The relationship between Bates and Cutler cannot be underestimated, and the willingness of Shanahan to allow his coaches the freedom to call the game is very impressive. But what I think is most impressive about Shanahan is his willingness to be adaptive and change the offense based on the talent around him. He knows Cutler is a dynamic passer and that Bates is a very smart and talented young coach who can be trusted with each play call.
As good as the offense has looked, the defense has looked equally as bad. Based on what I have seen on tape this year, I am not sure they could slow down the USC offense, and I mean South Carolina, not Southern California.
There is no facet of the pass coverage defense that the staff can feel comfortable or secure with. No lead is ever going to be safe with this defense on the field. Even with all-pro cornerback Champ Bailey suited up. As I have mentioned before, the shut-down corner concept does not work in the NFL, and it really doesn't work when there is no pass rush at all. And the Broncos have no ability to rush the passer with their four down defensive linemen.
Elvis Dumervil is a solid rusher and the Broncos' best, but he can be neutralized. No one else on the line can get close to the quarterback. So this means more blitzing, and more blitzing exposes this bad secondary. They have allowed 13 pass plays over 20 yards already and it makes no difference if they play zone or man, the results are the same -- just another completion.
In the past two games, the Broncos have allowed almost 1,000 yards of offense. What might be the most amazing stat of this young season is the Chargers accumulating 456 yards of offense in only 26 game minutes against the Broncos. Wow! Denver's last in pass yards allowed, giving up 978 yards, almost 100 more than any other NFL team, and it's also last in allowing over 500 yards after the catch. So not only do the Broncos fail to cover any wide receivers, they also fail to tackle. And when teams give up yards after the catch, it signals two area of weakness -- lack of athletic ability and speed.
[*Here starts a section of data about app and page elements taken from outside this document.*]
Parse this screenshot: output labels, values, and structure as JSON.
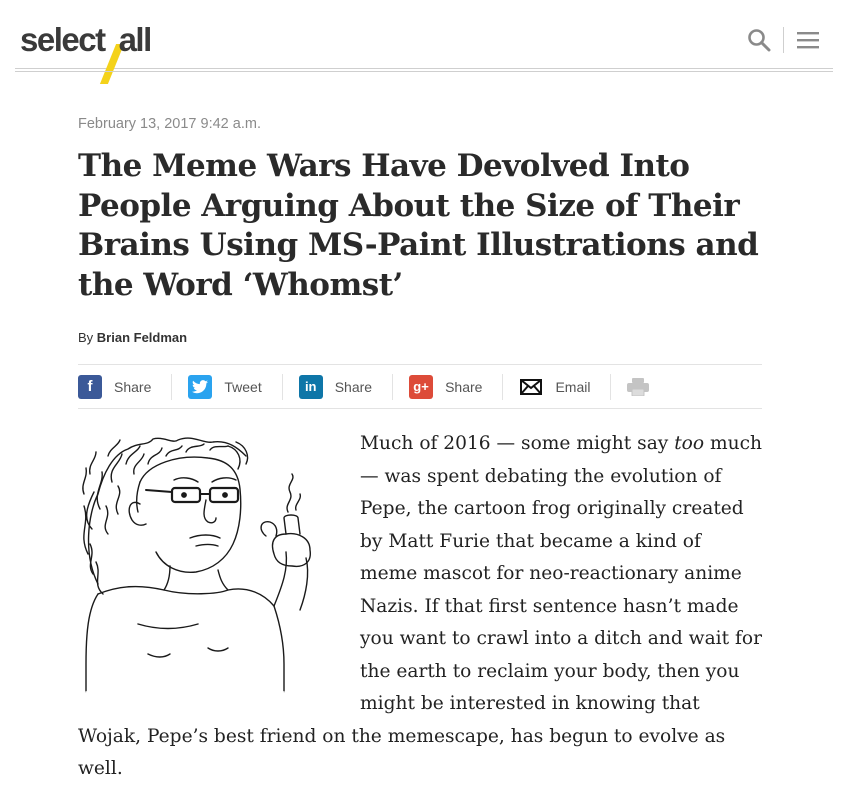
{
  "header": {
    "logo": {
      "left": "select",
      "right": "all"
    },
    "search_icon": "search-icon",
    "menu_icon": "hamburger-menu-icon"
  },
  "article": {
    "date": "February 13, 2017 9:42 a.m.",
    "headline": "The Meme Wars Have Devolved Into People Arguing About the Size of Their Brains Using MS-Paint Illustrations and the Word ‘Whomst’",
    "byline_prefix": "By",
    "author": "Brian Feldman",
    "share": [
      {
        "label": "Share",
        "icon": "facebook-icon",
        "glyph": "f",
        "color": "#3b5998"
      },
      {
        "label": "Tweet",
        "icon": "twitter-icon",
        "glyph": "t",
        "color": "#2aa3ef"
      },
      {
        "label": "Share",
        "icon": "linkedin-icon",
        "glyph": "in",
        "color": "#0e76a8"
      },
      {
        "label": "Share",
        "icon": "google-plus-icon",
        "glyph": "g+",
        "color": "#dd4b39"
      },
      {
        "label": "Email",
        "icon": "email-icon",
        "glyph": "✉",
        "color": "#222222"
      }
    ],
    "print_icon": "print-icon",
    "body_intro": "Much of 2016 — some might say ",
    "body_em": "too",
    "body_rest": " much — was spent debating the evolution of Pepe, the cartoon frog originally created by Matt Furie that became a kind of meme mascot for neo-reactionary anime Nazis. If that first sentence hasn’t made you want to crawl into a ditch and wait for the earth to reclaim your body, then you might be interested in knowing that Wojak, Pepe’s best friend on the memescape, has begun to evolve as well."
  },
  "colors": {
    "accent": "#f4d21a",
    "text": "#222222",
    "muted": "#8a8a8a"
  }
}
Can this team win? With its soft schedule, which features the Chiefs twice, the Raiders, Miami, Cleveland and Atlanta, I would be surprised if they don't win at least 11 games. But that doesn't mean they can really win once the playoffs start. When the Broncos have to face teams that can control the ball and not let them build a lead, they will struggle. And at some point weather, tipped balls and turnovers might creep up and the Broncos will need to find a solid game from their defense. But for right now, if you are a Broncos fan, enjoy the offensive fireworks.